  • the future of the single article entity and its platform as the primary means of disseminating and creating scholarly knowledge

Speakers:

David Ross - Journals publisher, engineering, SAGE

Lucy Robinson - Journals publisher, social science, SAGE

 Open Access Week 2010

Maximise your Research Impact: Engaging with Open Access Publishing - Science and Medicine

18th October

This seminar provided an opportunity for researchers across the sciences to discuss the impact of open access upon their own research, the different options for making research outputs open access, and the advantages and disadvantages of doing so.

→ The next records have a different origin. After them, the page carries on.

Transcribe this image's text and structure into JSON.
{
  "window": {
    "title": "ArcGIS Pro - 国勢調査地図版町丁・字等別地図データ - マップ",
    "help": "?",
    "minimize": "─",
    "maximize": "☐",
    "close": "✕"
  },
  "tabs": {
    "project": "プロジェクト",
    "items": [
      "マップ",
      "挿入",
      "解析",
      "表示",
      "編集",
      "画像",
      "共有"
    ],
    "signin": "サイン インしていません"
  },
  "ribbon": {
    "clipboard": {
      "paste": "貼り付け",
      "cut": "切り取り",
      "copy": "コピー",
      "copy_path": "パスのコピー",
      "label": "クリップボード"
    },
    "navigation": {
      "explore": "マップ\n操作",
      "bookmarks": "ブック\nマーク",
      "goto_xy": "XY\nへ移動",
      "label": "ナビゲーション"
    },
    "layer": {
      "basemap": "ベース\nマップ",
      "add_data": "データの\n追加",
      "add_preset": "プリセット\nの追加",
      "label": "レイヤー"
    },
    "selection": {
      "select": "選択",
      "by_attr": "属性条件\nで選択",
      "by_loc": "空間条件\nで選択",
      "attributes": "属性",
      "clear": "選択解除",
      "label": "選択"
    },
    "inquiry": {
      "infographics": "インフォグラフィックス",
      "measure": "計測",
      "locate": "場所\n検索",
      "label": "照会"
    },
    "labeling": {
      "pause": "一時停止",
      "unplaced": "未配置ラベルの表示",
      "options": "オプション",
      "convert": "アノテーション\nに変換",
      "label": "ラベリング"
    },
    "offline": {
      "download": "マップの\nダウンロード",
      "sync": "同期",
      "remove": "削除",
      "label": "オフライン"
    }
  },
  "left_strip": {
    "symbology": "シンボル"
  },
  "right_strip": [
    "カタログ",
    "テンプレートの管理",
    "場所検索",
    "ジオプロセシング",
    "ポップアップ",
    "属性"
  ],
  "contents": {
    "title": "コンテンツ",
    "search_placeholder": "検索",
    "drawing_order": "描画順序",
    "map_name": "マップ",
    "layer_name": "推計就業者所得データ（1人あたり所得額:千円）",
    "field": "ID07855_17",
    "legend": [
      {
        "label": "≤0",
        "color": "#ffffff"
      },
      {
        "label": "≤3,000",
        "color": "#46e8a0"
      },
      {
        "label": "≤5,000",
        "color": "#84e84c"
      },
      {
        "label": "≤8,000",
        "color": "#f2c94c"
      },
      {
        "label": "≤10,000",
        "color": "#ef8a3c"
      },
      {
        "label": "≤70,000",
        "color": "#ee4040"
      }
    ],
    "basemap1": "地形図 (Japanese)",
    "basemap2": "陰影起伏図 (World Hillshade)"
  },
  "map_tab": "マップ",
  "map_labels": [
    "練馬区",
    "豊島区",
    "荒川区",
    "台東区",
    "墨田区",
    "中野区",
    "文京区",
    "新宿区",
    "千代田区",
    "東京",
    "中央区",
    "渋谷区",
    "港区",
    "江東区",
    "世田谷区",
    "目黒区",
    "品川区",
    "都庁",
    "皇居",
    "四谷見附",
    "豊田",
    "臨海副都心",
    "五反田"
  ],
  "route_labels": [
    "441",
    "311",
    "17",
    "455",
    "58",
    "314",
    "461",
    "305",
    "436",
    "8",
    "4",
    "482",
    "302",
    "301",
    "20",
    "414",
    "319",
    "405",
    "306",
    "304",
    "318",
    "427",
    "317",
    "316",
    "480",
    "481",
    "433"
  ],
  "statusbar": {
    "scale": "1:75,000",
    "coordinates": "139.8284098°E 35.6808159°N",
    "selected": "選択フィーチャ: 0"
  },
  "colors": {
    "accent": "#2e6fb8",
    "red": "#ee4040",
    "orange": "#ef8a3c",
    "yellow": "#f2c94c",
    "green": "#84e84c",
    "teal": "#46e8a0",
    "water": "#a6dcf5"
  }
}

Speakers:

Carrie Calder - Head of Marketing, BioMed Central - Open access publishing: The current landscape
Antony Lewis - Lecturer in Physics and Mathematics and RIOJA Steering Group member - Should we abolish journals?
Kitty Inglis - University Librarian - Sussex Research Online: An update

Maximise your Research Impact: Engaging with Open Access Publishing - Humanities and Social Sciences [presentation slides available]

20th October

This seminar provided an opportunity for researchers across the humanities and social sciences to discuss the impact of open access upon their own research, the different options for making research outputs open access, and the advantages and disadvantages of doing so.

Speakers:

Jonathan Connor - Digital Content Manager, ESRC - Open Access from a funder's perspective
Martin Eve - Doctoral Student in English and Chief Editor of Excursions - Open Access for the Humanities
Kitty Inglis - University Librarian - Sussex Research Online: An update

Getting Research Published: A BioMed Central Workshop on Publishing in Open Access Journals

18th October

This workshop was an excellent opportunity to learn how to increase the impact of your research through Open Access publishing and covered:

  • Critically assessing your results in the context of current literature 
  • Choosing the right journal 
  • Understanding the peer review process
  • Preparing a 'good' manuscript 
  • The appeal process

Workshop leader: Jo Appleford - Editorial Manager, BMC-series Journals, BioMed Central

Supporting Researchers with Open Access

20th October

A session about the issues involved with open access and what it means for research. This informal afternoon session consisted of a series of short presentations covering the open access publishing model, Sussex Research Online and e-theses, and provided an opportunity to discuss the issues with other staff supporting researchers from around campus.

Speakers:
Joanna Ball & Jane Harvell - Open Access to Scholarly Information: An introduction
Chris Keene - Introduction to Sussex Research Online
Annette Moore - Issues around the submission of electronic theses

These events were organised by the Library's Research Support Section.